Bird, Lecturer in Theology at Ridley Melbourne College of Mission and Ministry and author of several theology titles, revealed that his team was "very graciously given the opportunity to read a pre-publication copy of Ehrman's book" and upon receipt immediately went to work.
Bird and company applaud Ehrman for his "challenging and thought-provoking book," yet remain unconvinced by his claims and conclusions.
"Bart Ehrman's book...has an number of perceptible strengths. Not only is it well-written and you'll learn a lot about ancient history and the early Church from it, but what I like the most is that Ehrman forces people to ask a very important question. Namely, who is Jesus?" says Bird in a video on How God Became Jesus.
Yet, the authors claim to "offer a better, historically informed account of why the Galilean preacher from Nazareth came to be hailed as 'the Lord Jesus Christ,'" according to a description of How God Became Jesus. They insist, contrary to Ehrman's findings, that "the exalted place of Jesus in belief and worship is clearly evident in the earliest Christian sources, shortly following his death, and was not simply the invention of the church centuries later."
Bird, in a submission made to The Christian Post, argues for "5 Lines of Evidence Missing from Ehrman's Latest Popular Study, How Jesus Became God." Read it here. Bird explains how he and his colleagues' challenges to Ehrman's work in the video below.
Correction: April 25, 2014
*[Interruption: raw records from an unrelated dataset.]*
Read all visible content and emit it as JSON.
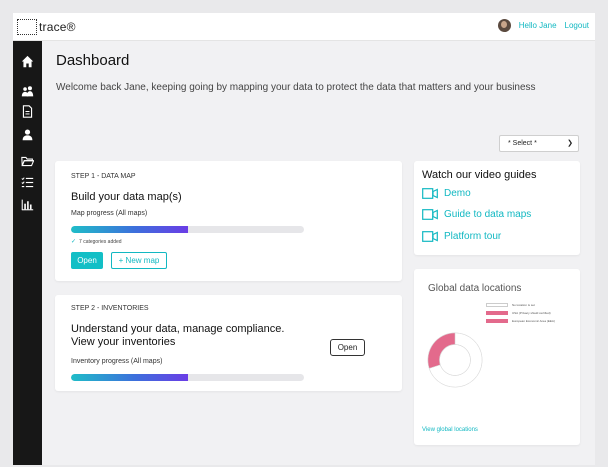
{
  "header": {
    "logo_text": "trace®",
    "greeting": "Hello Jane",
    "logout_label": "Logout"
  },
  "sidebar": {
    "items": [
      {
        "icon": "home-icon"
      },
      {
        "icon": "people-icon"
      },
      {
        "icon": "document-icon"
      },
      {
        "icon": "user-icon"
      },
      {
        "icon": "folder-icon"
      },
      {
        "icon": "checklist-icon"
      },
      {
        "icon": "bar-chart-icon"
      }
    ]
  },
  "page": {
    "title": "Dashboard",
    "welcome": "Welcome back Jane, keeping going by mapping your data to protect the data that matters and your business",
    "select_value": "* Select *"
  },
  "step1": {
    "label": "STEP 1 - DATA MAP",
    "heading": "Build your data map(s)",
    "progress_label": "Map progress (All maps)",
    "progress": 0.5,
    "note": "7 categories added",
    "open_label": "Open",
    "new_map_label": "+ New map"
  },
  "step2": {
    "label": "STEP 2 - INVENTORIES",
    "heading": "Understand your data, manage compliance. View your inventories",
    "progress_label": "Inventory progress (All maps)",
    "progress": 0.5,
    "open_label": "Open"
  },
  "videos": {
    "title": "Watch our video guides",
    "items": [
      {
        "label": "Demo"
      },
      {
        "label": "Guide to data maps"
      },
      {
        "label": "Platform tour"
      }
    ]
  },
  "global": {
    "title": "Global data locations",
    "legend": [
      {
        "label": "No location is set",
        "color": "#ffffff"
      },
      {
        "label": "USA (Privacy shield certified)",
        "color": "#e36a8c"
      },
      {
        "label": "European Economic Area (EEA)",
        "color": "#e36a8c"
      }
    ],
    "view_link": "View global locations"
  },
  "chart_data": {
    "type": "pie",
    "labels": [
      "No location is set",
      "USA (Privacy shield certified)",
      "European Economic Area (EEA)"
    ],
    "values": [
      70,
      0,
      30
    ],
    "colors": [
      "#ffffff",
      "#e36a8c",
      "#e36a8c"
    ]
  },
  "colors": {
    "accent": "#12b8c2",
    "sidebar": "#171717",
    "donut_pink": "#e36a8c"
  }
}
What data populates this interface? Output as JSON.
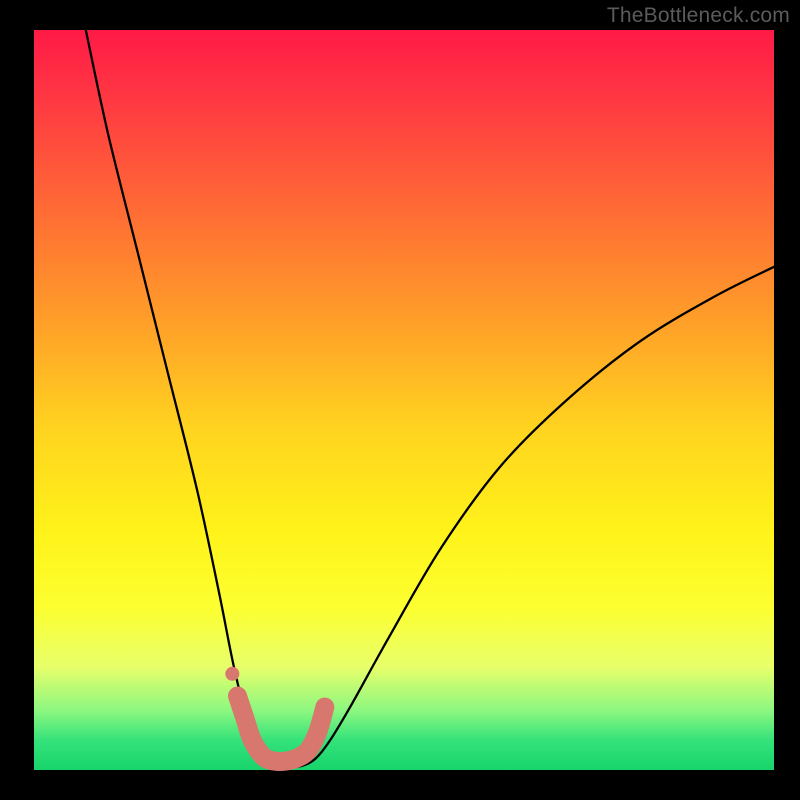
{
  "watermark": "TheBottleneck.com",
  "chart_data": {
    "type": "line",
    "title": "",
    "xlabel": "",
    "ylabel": "",
    "xlim": [
      0,
      100
    ],
    "ylim": [
      0,
      100
    ],
    "grid": false,
    "background": {
      "type": "vertical-gradient",
      "stops": [
        {
          "pos": 0,
          "color": "#ff1a46"
        },
        {
          "pos": 24,
          "color": "#ff6a35"
        },
        {
          "pos": 54,
          "color": "#ffd41f"
        },
        {
          "pos": 78,
          "color": "#fcff30"
        },
        {
          "pos": 92,
          "color": "#8cf780"
        },
        {
          "pos": 100,
          "color": "#17d46b"
        }
      ]
    },
    "series": [
      {
        "name": "bottleneck-curve",
        "color": "#000000",
        "x": [
          7,
          10,
          14,
          18,
          22,
          25,
          27,
          29,
          30.5,
          32,
          34,
          36,
          38,
          40,
          43,
          48,
          55,
          63,
          72,
          82,
          92,
          100
        ],
        "values": [
          100,
          86,
          70,
          54,
          38,
          24,
          14,
          6,
          2,
          0.5,
          0.3,
          0.5,
          1.5,
          4,
          9,
          18,
          30,
          41,
          50,
          58,
          64,
          68
        ]
      },
      {
        "name": "marker-band",
        "type": "scatter",
        "color": "#d8776d",
        "x": [
          27.5,
          28.5,
          29.5,
          31,
          32.5,
          34,
          35.5,
          37,
          38.3,
          39.3
        ],
        "values": [
          10,
          7,
          4,
          1.8,
          1.2,
          1.2,
          1.6,
          2.6,
          5,
          8.5
        ]
      },
      {
        "name": "marker-isolated",
        "type": "scatter",
        "color": "#d8776d",
        "x": [
          26.8
        ],
        "values": [
          13
        ]
      }
    ]
  }
}
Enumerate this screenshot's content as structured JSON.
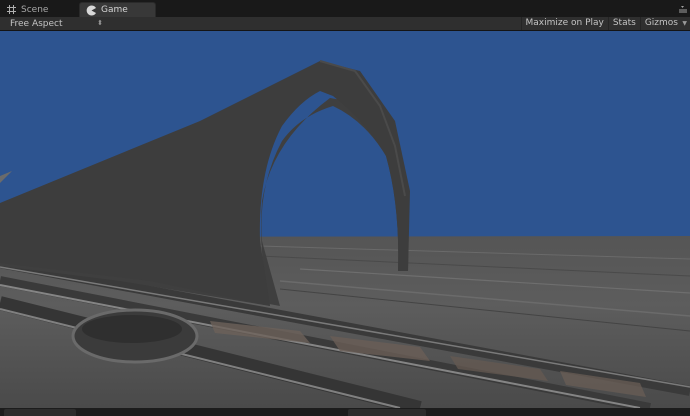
{
  "tabs": [
    {
      "label": "Scene",
      "icon": "grid-icon"
    },
    {
      "label": "Game",
      "icon": "pacman-icon"
    }
  ],
  "toolbar": {
    "aspect_label": "Free Aspect",
    "maximize_label": "Maximize on Play",
    "stats_label": "Stats",
    "gizmos_label": "Gizmos"
  },
  "colors": {
    "sky": "#2d5490",
    "ground": "#5a5a5a",
    "arch": "#3e3e3e",
    "tab_active": "#383838"
  }
}
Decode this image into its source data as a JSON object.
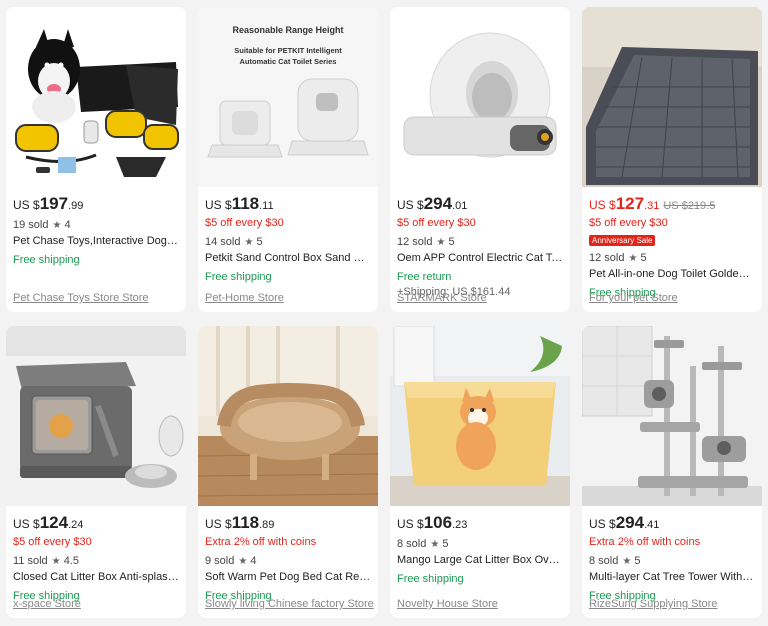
{
  "products": [
    {
      "currency": "US $",
      "price_int": "197",
      "price_dec": ".99",
      "original_price": "",
      "promo": "",
      "badge": "",
      "sold": "19 sold",
      "rating": "4",
      "title": "Pet Chase Toys,Interactive Dog Toys",
      "shipping": "Free shipping",
      "shipping_extra": "",
      "store": "Pet Chase Toys Store Store"
    },
    {
      "currency": "US $",
      "price_int": "118",
      "price_dec": ".11",
      "original_price": "",
      "promo": "$5 off every $30",
      "badge": "",
      "sold": "14 sold",
      "rating": "5",
      "title": "Petkit Sand Control Box Sand Control Mat",
      "shipping": "Free shipping",
      "shipping_extra": "",
      "store": "Pet-Home Store",
      "image_text_1": "Reasonable Range Height",
      "image_text_2": "Suitable for PETKIT Intelligent",
      "image_text_3": "Automatic Cat Toilet Series"
    },
    {
      "currency": "US $",
      "price_int": "294",
      "price_dec": ".01",
      "original_price": "",
      "promo": "$5 off every $30",
      "badge": "",
      "sold": "12 sold",
      "rating": "5",
      "title": "Oem APP Control Electric Cat Toilet Self Cleaning",
      "shipping": "Free return",
      "shipping_extra": "+Shipping: US $161.44",
      "store": "STARMARK Store"
    },
    {
      "currency": "US $",
      "price_int": "127",
      "price_dec": ".31",
      "original_price": "US $219.5",
      "promo": "$5 off every $30",
      "badge": "Anniversary Sale",
      "sold": "12 sold",
      "rating": "5",
      "title": "Pet All-in-one Dog Toilet Golden Retriever",
      "shipping": "Free shipping",
      "shipping_extra": "",
      "store": "For your pet Store"
    },
    {
      "currency": "US $",
      "price_int": "124",
      "price_dec": ".24",
      "original_price": "",
      "promo": "$5 off every $30",
      "badge": "",
      "sold": "11 sold",
      "rating": "4.5",
      "title": "Closed Cat Litter Box Anti-splash Large Space",
      "shipping": "Free shipping",
      "shipping_extra": "",
      "store": "x-space Store"
    },
    {
      "currency": "US $",
      "price_int": "118",
      "price_dec": ".89",
      "original_price": "",
      "promo": "Extra 2% off with coins",
      "badge": "",
      "sold": "9 sold",
      "rating": "4",
      "title": "Soft Warm Pet Dog Bed Cat Removable Sofa",
      "shipping": "Free shipping",
      "shipping_extra": "",
      "store": "Slowly living Chinese factory Store"
    },
    {
      "currency": "US $",
      "price_int": "106",
      "price_dec": ".23",
      "original_price": "",
      "promo": "",
      "badge": "",
      "sold": "8 sold",
      "rating": "5",
      "title": "Mango Large Cat Litter Box Oversized Semi-closed",
      "shipping": "Free shipping",
      "shipping_extra": "",
      "store": "Novelty House Store"
    },
    {
      "currency": "US $",
      "price_int": "294",
      "price_dec": ".41",
      "original_price": "",
      "promo": "Extra 2% off with coins",
      "badge": "",
      "sold": "8 sold",
      "rating": "5",
      "title": "Multi-layer Cat Tree Tower With Condo Scratching Post",
      "shipping": "Free shipping",
      "shipping_extra": "",
      "store": "RizeSung Supplying Store"
    }
  ],
  "colors": {
    "price_red": "#e1251b",
    "shipping_green": "#1a9a52",
    "store_gray": "#888888"
  },
  "icons": {
    "rating": "star-icon"
  }
}
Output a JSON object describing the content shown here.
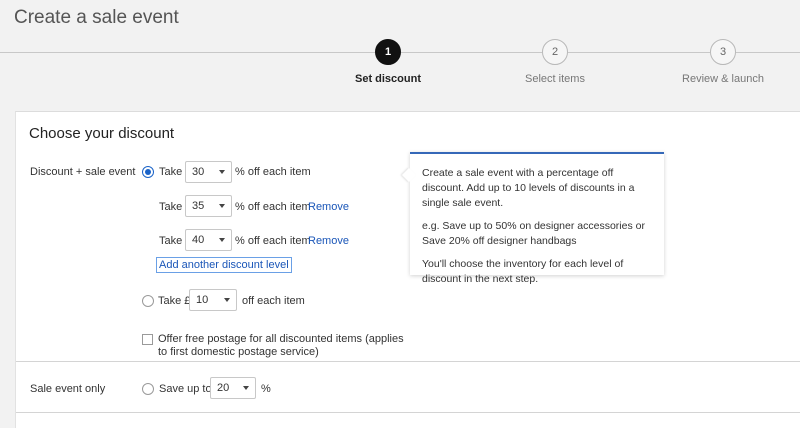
{
  "page": {
    "title": "Create a sale event"
  },
  "stepper": {
    "steps": [
      {
        "number": "1",
        "label": "Set discount",
        "active": true
      },
      {
        "number": "2",
        "label": "Select items",
        "active": false
      },
      {
        "number": "3",
        "label": "Review & launch",
        "active": false
      }
    ]
  },
  "discount": {
    "heading": "Choose your discount",
    "discount_sale": {
      "label": "Discount + sale event",
      "take_word": "Take",
      "suffix": "% off each item",
      "remove_label": "Remove",
      "levels": [
        {
          "value": "30"
        },
        {
          "value": "35"
        },
        {
          "value": "40"
        }
      ],
      "add_link": "Add another discount level"
    },
    "fixed": {
      "take_label": "Take £",
      "value": "10",
      "suffix": "off each item"
    },
    "free_postage": {
      "line1": "Offer free postage for all discounted items (applies",
      "line2": "to first domestic postage service)"
    },
    "sale_only": {
      "label": "Sale event only",
      "prefix": "Save up to",
      "value": "20",
      "suffix": "%"
    },
    "tooltip": {
      "p1": "Create a sale event with a percentage off discount. Add up to 10 levels of discounts in a single sale event.",
      "p2": "e.g. Save up to 50% on designer accessories or Save 20% off designer handbags",
      "p3": "You'll choose the inventory for each level of discount in the next step."
    }
  },
  "colors": {
    "accent": "#1a63c8",
    "link": "#1a56b8",
    "active_step": "#111111"
  }
}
An article on April 24, 2014, attributed comments describing Bart Ehrman's work in How Jesus Became God as "populist conspiracy theories and sloppy history" to authors Michael F. Bird, Craig A. Evans, Simon Gathercole, Charles E. Hill and Chris Tilling. The attribution was incorrect. The remark was made by a reviewer of Ehrman's book.